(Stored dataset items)
<<<<

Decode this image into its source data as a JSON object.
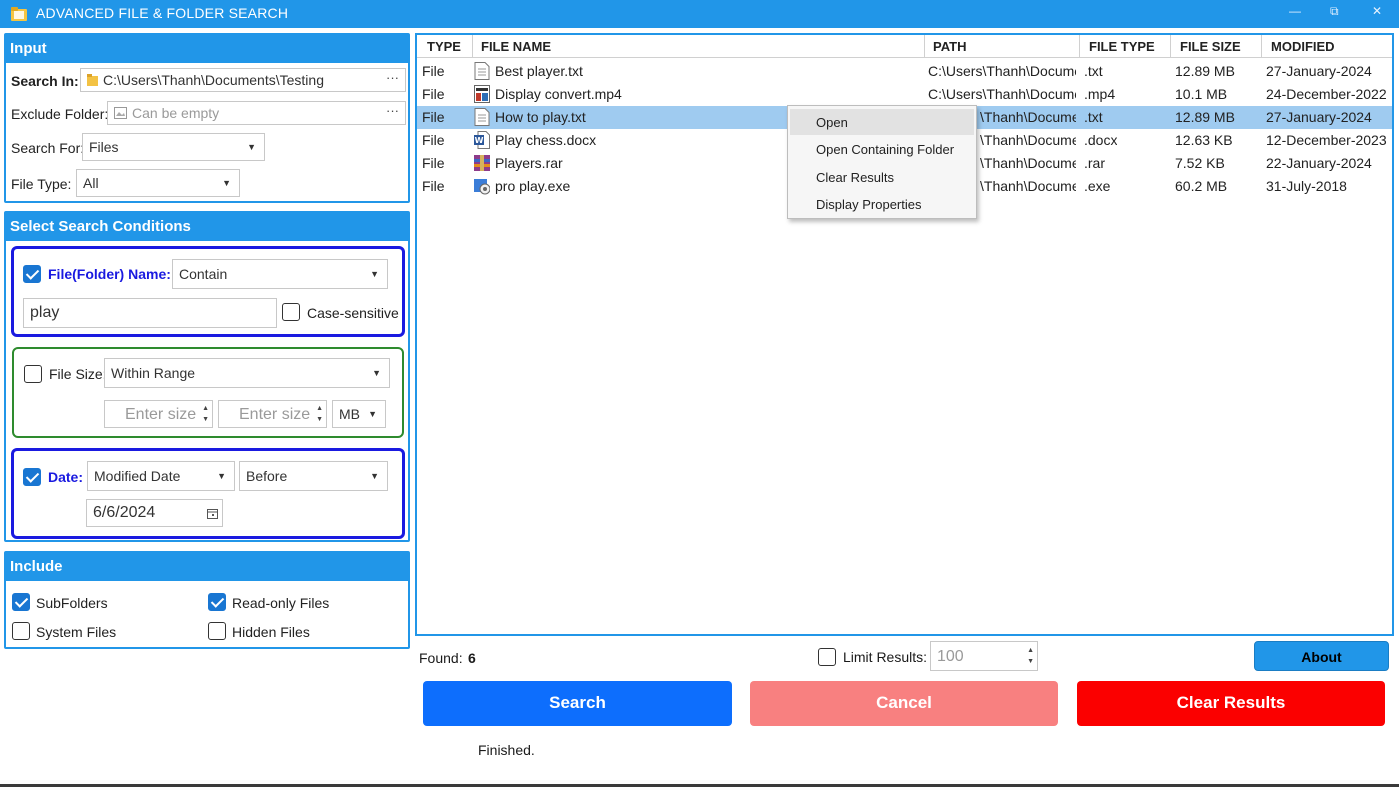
{
  "window": {
    "title": "ADVANCED FILE & FOLDER SEARCH",
    "minimize_glyph": "—",
    "restore_glyph": "⧉",
    "close_glyph": "✕",
    "icon": "folder-app-icon"
  },
  "input_panel": {
    "header": "Input",
    "search_in_label": "Search In:",
    "search_in_value": "C:\\Users\\Thanh\\Documents\\Testing",
    "browse_dots": "···",
    "exclude_label": "Exclude Folder:",
    "exclude_placeholder": "Can be empty",
    "search_for_label": "Search For:",
    "search_for_value": "Files",
    "file_type_label": "File Type:",
    "file_type_value": "All"
  },
  "conditions": {
    "header": "Select Search Conditions",
    "name": {
      "checked": true,
      "label": "File(Folder) Name:",
      "mode": "Contain",
      "query": "play",
      "case_label": "Case-sensitive",
      "case_checked": false
    },
    "size": {
      "checked": false,
      "label": "File Size:",
      "mode": "Within Range",
      "min_placeholder": "Enter size",
      "max_placeholder": "Enter size",
      "unit": "MB"
    },
    "date": {
      "checked": true,
      "label": "Date:",
      "field": "Modified Date",
      "mode": "Before",
      "value": "6/6/2024"
    }
  },
  "include": {
    "header": "Include",
    "subfolders": {
      "label": "SubFolders",
      "checked": true
    },
    "readonly": {
      "label": "Read-only Files",
      "checked": true
    },
    "system": {
      "label": "System Files",
      "checked": false
    },
    "hidden": {
      "label": "Hidden Files",
      "checked": false
    }
  },
  "results": {
    "columns": [
      "TYPE",
      "FILE NAME",
      "PATH",
      "FILE TYPE",
      "FILE SIZE",
      "MODIFIED"
    ],
    "rows": [
      {
        "type": "File",
        "name": "Best player.txt",
        "path": "C:\\Users\\Thanh\\Docume",
        "ftype": ".txt",
        "size": "12.89 MB",
        "modified": "27-January-2024",
        "icon": "text-file-icon"
      },
      {
        "type": "File",
        "name": "Display convert.mp4",
        "path": "C:\\Users\\Thanh\\Docume",
        "ftype": ".mp4",
        "size": "10.1 MB",
        "modified": "24-December-2022",
        "icon": "video-file-icon"
      },
      {
        "type": "File",
        "name": "How to play.txt",
        "path": "\\Thanh\\Docume",
        "ftype": ".txt",
        "size": "12.89 MB",
        "modified": "27-January-2024",
        "icon": "text-file-icon",
        "selected": true
      },
      {
        "type": "File",
        "name": "Play chess.docx",
        "path": "\\Thanh\\Docume",
        "ftype": ".docx",
        "size": "12.63 KB",
        "modified": "12-December-2023",
        "icon": "word-file-icon"
      },
      {
        "type": "File",
        "name": "Players.rar",
        "path": "\\Thanh\\Docume",
        "ftype": ".rar",
        "size": "7.52 KB",
        "modified": "22-January-2024",
        "icon": "archive-file-icon"
      },
      {
        "type": "File",
        "name": "pro play.exe",
        "path": "\\Thanh\\Docume",
        "ftype": ".exe",
        "size": "60.2 MB",
        "modified": "31-July-2018",
        "icon": "exe-file-icon"
      }
    ]
  },
  "context_menu": {
    "items": [
      "Open",
      "Open Containing Folder",
      "Clear Results",
      "Display Properties"
    ],
    "hovered": "Open"
  },
  "footer": {
    "found_label": "Found:",
    "found_count": "6",
    "limit_label": "Limit Results:",
    "limit_checked": false,
    "limit_value": "100",
    "about_label": "About",
    "search_label": "Search",
    "cancel_label": "Cancel",
    "clear_label": "Clear Results",
    "status": "Finished."
  },
  "colors": {
    "accent": "#2196e8",
    "search_button": "#0d6efd",
    "cancel_button": "#f88080",
    "clear_button": "#fb0000",
    "selected_row": "#9fcbf0",
    "name_condition_border": "#1a1ae0",
    "size_condition_border": "#2e8b2e"
  }
}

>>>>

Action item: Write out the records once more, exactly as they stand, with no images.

Written response:
Decode this image into its source data as a JSON object.
{
  "window": {
    "title": "ADVANCED FILE & FOLDER SEARCH",
    "minimize_glyph": "—",
    "restore_glyph": "⧉",
    "close_glyph": "✕",
    "icon": "folder-app-icon"
  },
  "input_panel": {
    "header": "Input",
    "search_in_label": "Search In:",
    "search_in_value": "C:\\Users\\Thanh\\Documents\\Testing",
    "browse_dots": "···",
    "exclude_label": "Exclude Folder:",
    "exclude_placeholder": "Can be empty",
    "search_for_label": "Search For:",
    "search_for_value": "Files",
    "file_type_label": "File Type:",
    "file_type_value": "All"
  },
  "conditions": {
    "header": "Select Search Conditions",
    "name": {
      "checked": true,
      "label": "File(Folder) Name:",
      "mode": "Contain",
      "query": "play",
      "case_label": "Case-sensitive",
      "case_checked": false
    },
    "size": {
      "checked": false,
      "label": "File Size:",
      "mode": "Within Range",
      "min_placeholder": "Enter size",
      "max_placeholder": "Enter size",
      "unit": "MB"
    },
    "date": {
      "checked": true,
      "label": "Date:",
      "field": "Modified Date",
      "mode": "Before",
      "value": "6/6/2024"
    }
  },
  "include": {
    "header": "Include",
    "subfolders": {
      "label": "SubFolders",
      "checked": true
    },
    "readonly": {
      "label": "Read-only Files",
      "checked": true
    },
    "system": {
      "label": "System Files",
      "checked": false
    },
    "hidden": {
      "label": "Hidden Files",
      "checked": false
    }
  },
  "results": {
    "columns": [
      "TYPE",
      "FILE NAME",
      "PATH",
      "FILE TYPE",
      "FILE SIZE",
      "MODIFIED"
    ],
    "rows": [
      {
        "type": "File",
        "name": "Best player.txt",
        "path": "C:\\Users\\Thanh\\Docume",
        "ftype": ".txt",
        "size": "12.89 MB",
        "modified": "27-January-2024",
        "icon": "text-file-icon"
      },
      {
        "type": "File",
        "name": "Display convert.mp4",
        "path": "C:\\Users\\Thanh\\Docume",
        "ftype": ".mp4",
        "size": "10.1 MB",
        "modified": "24-December-2022",
        "icon": "video-file-icon"
      },
      {
        "type": "File",
        "name": "How to play.txt",
        "path": "\\Thanh\\Docume",
        "ftype": ".txt",
        "size": "12.89 MB",
        "modified": "27-January-2024",
        "icon": "text-file-icon",
        "selected": true
      },
      {
        "type": "File",
        "name": "Play chess.docx",
        "path": "\\Thanh\\Docume",
        "ftype": ".docx",
        "size": "12.63 KB",
        "modified": "12-December-2023",
        "icon": "word-file-icon"
      },
      {
        "type": "File",
        "name": "Players.rar",
        "path": "\\Thanh\\Docume",
        "ftype": ".rar",
        "size": "7.52 KB",
        "modified": "22-January-2024",
        "icon": "archive-file-icon"
      },
      {
        "type": "File",
        "name": "pro play.exe",
        "path": "\\Thanh\\Docume",
        "ftype": ".exe",
        "size": "60.2 MB",
        "modified": "31-July-2018",
        "icon": "exe-file-icon"
      }
    ]
  },
  "context_menu": {
    "items": [
      "Open",
      "Open Containing Folder",
      "Clear Results",
      "Display Properties"
    ],
    "hovered": "Open"
  },
  "footer": {
    "found_label": "Found:",
    "found_count": "6",
    "limit_label": "Limit Results:",
    "limit_checked": false,
    "limit_value": "100",
    "about_label": "About",
    "search_label": "Search",
    "cancel_label": "Cancel",
    "clear_label": "Clear Results",
    "status": "Finished."
  },
  "colors": {
    "accent": "#2196e8",
    "search_button": "#0d6efd",
    "cancel_button": "#f88080",
    "clear_button": "#fb0000",
    "selected_row": "#9fcbf0",
    "name_condition_border": "#1a1ae0",
    "size_condition_border": "#2e8b2e"
  }
}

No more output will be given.